— Aim of the exercise —
For every entry, reproduce the wording exactly and omit any image it holds.

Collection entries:

==============================

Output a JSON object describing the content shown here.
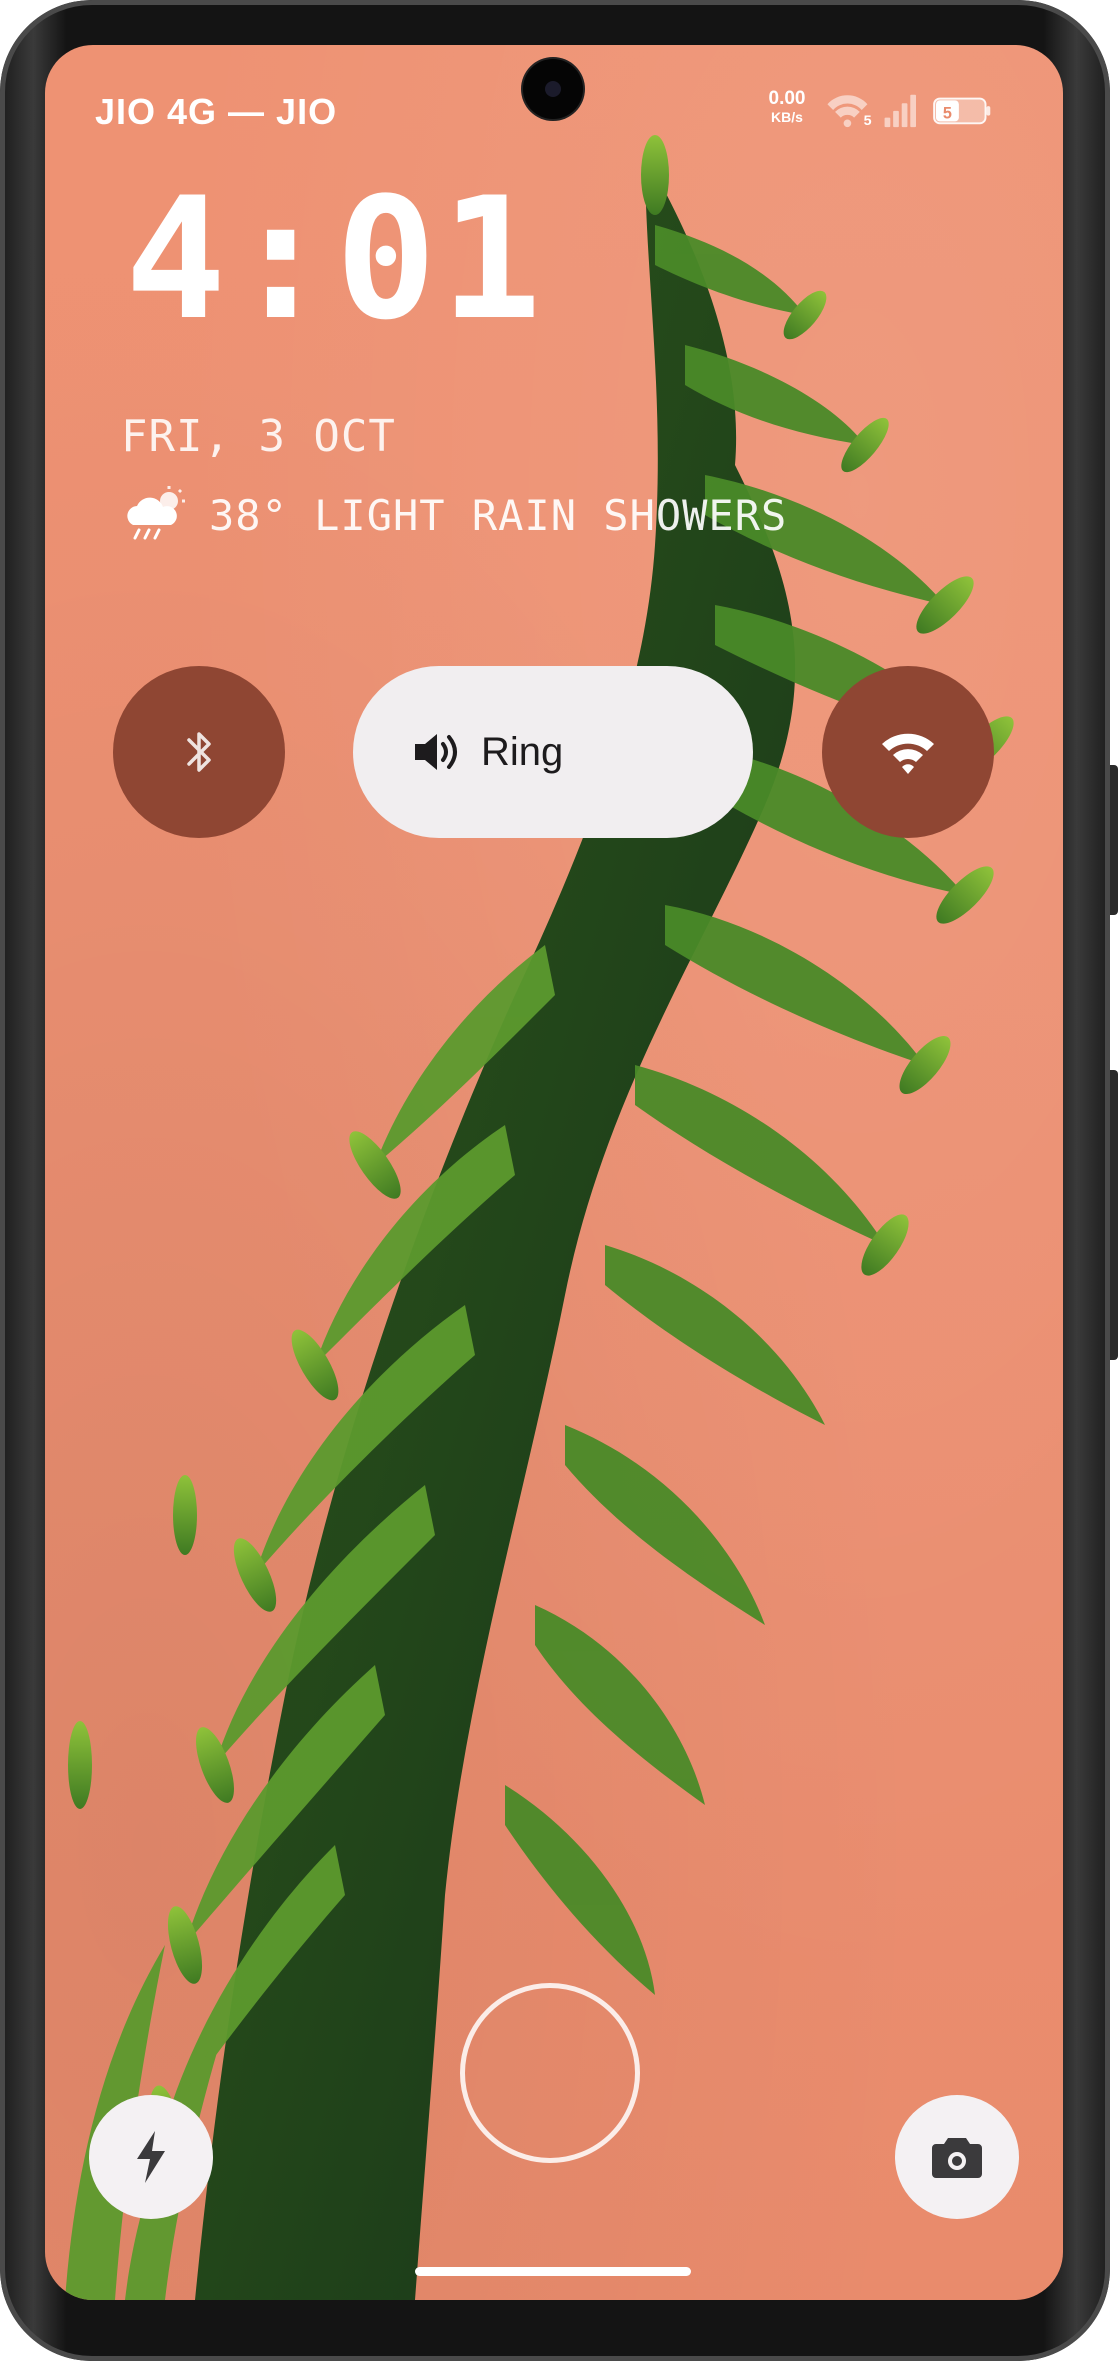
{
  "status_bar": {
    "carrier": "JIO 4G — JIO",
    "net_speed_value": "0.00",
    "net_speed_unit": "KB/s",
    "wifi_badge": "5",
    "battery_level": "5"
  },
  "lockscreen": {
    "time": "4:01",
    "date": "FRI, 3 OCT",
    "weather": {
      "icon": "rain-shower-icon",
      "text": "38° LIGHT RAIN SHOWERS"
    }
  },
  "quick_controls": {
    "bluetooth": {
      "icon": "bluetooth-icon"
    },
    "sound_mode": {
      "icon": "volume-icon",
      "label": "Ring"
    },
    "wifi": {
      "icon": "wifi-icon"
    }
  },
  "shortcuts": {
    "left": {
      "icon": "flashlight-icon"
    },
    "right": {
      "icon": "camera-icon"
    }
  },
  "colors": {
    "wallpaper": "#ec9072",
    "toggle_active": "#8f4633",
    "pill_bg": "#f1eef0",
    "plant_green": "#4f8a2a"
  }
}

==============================

— Answer section —
Output a JSON object describing the content shown here.
{
  "status_bar": {
    "carrier": "JIO 4G — JIO",
    "net_speed_value": "0.00",
    "net_speed_unit": "KB/s",
    "wifi_badge": "5",
    "battery_level": "5"
  },
  "lockscreen": {
    "time": "4:01",
    "date": "FRI, 3 OCT",
    "weather": {
      "icon": "rain-shower-icon",
      "text": "38° LIGHT RAIN SHOWERS"
    }
  },
  "quick_controls": {
    "bluetooth": {
      "icon": "bluetooth-icon"
    },
    "sound_mode": {
      "icon": "volume-icon",
      "label": "Ring"
    },
    "wifi": {
      "icon": "wifi-icon"
    }
  },
  "shortcuts": {
    "left": {
      "icon": "flashlight-icon"
    },
    "right": {
      "icon": "camera-icon"
    }
  },
  "colors": {
    "wallpaper": "#ec9072",
    "toggle_active": "#8f4633",
    "pill_bg": "#f1eef0",
    "plant_green": "#4f8a2a"
  }
}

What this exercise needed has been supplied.